OTTAWA — Voter beware: The three main federal parties have made billions of dollars worth of spending promises but voters are advised to read the fine print. Five trends to watch for:
1) Big numbers, small details: Much of the promised largesse won't start flowing right away. For instance, the NDP has fended off rival attacks over how Tom Mulcair can afford to pay for big-ticket spending promises on things like child care by pointing to the details of the plan. The party plans to ramp up spending over the course of several years. Those details are in party documents available online. But details don't make good soundbites.
2) Big numbers, big details: Conditions are attached to some promises. For instance, the biggest spending item the Conservatives have pledged to date is an extension of the home renovation tax credit which would cost the government $1.5 billion a year in lost revenue. This sounds good to property owners who want to do a little work around their home, but there's a catch. The plan is contingent on a turnaround in the economy, meaning it could be a year, two, or three before the boutique tax credit becomes available.
3) Big numbers, small spending: Leaders sometimes add promised new spending to funding that's already committed to come up with a more impressive sounding dollar figure. For instance, Tom Mulcair has vowed to spend $1.3 billion per year for 20 years to help municipalities pay for public transit infrastructure. But the fine print shows Mulcair is planning to top up the funds currently earmarked for public transit, to come up with $1.3 billion in total by the fourth year of an NDP mandate. That means no more than $550 million in new spending in year two and as little as $300 million in year four.
4) Small numbers, old numbers: The Conservatives have made one promise that appeared new on the surface. Dig a little deeper and it's not that new. A pledge to increase the number of Canadian Junior Rangers groups in the North to more than 150 is already part of the long-term plan for the Department of National Defence. (See page 54 of the department's 2015-16 report on plans and priorities.)

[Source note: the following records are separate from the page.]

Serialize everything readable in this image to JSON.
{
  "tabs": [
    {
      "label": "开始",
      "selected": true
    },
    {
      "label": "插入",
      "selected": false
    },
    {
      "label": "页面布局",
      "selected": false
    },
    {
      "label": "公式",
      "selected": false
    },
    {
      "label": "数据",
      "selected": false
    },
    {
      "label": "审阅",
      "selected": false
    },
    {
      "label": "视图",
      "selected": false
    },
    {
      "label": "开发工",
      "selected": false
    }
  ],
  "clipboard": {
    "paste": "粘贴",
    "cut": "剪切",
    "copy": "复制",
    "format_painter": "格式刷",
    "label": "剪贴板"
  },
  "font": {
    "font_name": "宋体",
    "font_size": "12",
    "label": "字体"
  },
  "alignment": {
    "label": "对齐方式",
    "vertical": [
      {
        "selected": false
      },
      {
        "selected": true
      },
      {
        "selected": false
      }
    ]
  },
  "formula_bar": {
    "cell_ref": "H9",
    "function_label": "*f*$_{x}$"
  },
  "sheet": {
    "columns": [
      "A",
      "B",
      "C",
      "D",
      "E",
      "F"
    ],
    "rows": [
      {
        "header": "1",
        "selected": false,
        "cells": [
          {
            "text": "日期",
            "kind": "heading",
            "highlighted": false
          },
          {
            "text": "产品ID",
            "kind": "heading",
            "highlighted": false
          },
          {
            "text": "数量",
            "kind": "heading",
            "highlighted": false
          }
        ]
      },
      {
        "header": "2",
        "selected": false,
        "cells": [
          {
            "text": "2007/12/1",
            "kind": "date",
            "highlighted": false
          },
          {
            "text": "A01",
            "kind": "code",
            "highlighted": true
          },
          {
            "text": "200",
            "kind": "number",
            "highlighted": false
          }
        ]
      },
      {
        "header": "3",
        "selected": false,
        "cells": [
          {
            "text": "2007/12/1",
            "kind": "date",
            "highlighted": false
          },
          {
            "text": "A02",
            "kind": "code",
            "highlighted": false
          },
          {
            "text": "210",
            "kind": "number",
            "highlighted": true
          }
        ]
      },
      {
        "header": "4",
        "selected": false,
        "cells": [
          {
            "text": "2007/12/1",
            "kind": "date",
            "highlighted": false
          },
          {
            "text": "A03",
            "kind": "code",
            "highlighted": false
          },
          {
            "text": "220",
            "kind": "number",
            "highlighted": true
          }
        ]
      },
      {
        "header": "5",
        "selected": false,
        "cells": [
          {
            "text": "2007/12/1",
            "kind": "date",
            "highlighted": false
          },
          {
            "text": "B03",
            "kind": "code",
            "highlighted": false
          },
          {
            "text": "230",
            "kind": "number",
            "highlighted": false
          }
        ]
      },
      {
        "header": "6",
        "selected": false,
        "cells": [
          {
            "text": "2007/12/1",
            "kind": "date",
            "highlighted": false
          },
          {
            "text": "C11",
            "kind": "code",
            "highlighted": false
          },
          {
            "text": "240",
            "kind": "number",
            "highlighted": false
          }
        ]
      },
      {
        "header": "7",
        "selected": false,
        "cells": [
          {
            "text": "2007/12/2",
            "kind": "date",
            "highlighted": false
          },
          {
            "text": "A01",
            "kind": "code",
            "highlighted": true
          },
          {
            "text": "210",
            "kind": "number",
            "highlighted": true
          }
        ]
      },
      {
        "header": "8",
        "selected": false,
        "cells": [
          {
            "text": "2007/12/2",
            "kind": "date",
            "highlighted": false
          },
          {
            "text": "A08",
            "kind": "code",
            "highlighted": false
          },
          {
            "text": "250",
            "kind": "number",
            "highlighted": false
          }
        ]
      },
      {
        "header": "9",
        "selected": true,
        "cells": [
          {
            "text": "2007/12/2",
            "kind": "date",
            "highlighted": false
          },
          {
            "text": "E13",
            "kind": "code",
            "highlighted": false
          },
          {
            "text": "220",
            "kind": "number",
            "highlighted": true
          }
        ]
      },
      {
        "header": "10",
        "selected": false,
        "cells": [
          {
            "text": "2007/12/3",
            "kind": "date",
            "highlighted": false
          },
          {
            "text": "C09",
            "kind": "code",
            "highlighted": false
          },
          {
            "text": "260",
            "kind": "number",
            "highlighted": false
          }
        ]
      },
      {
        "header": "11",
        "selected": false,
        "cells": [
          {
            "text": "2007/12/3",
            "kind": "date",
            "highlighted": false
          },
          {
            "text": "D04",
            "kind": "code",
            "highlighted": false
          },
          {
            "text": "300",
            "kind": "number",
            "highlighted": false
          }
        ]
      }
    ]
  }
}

5) Big numbers, no numbers: Beware of promises with no price tags attached. The Conservatives and Liberals have each made almost the same promise for veterans' families to improve what's known as the earning loss benefit. The benefit is a taxable monthly payment to families of soldiers and veterans who died as a result of their time with the military. The Conservatives didn't put out any spending figure attached to their promise to improve it. The Liberals have pegged their promise at $40 million.
The Canadian Press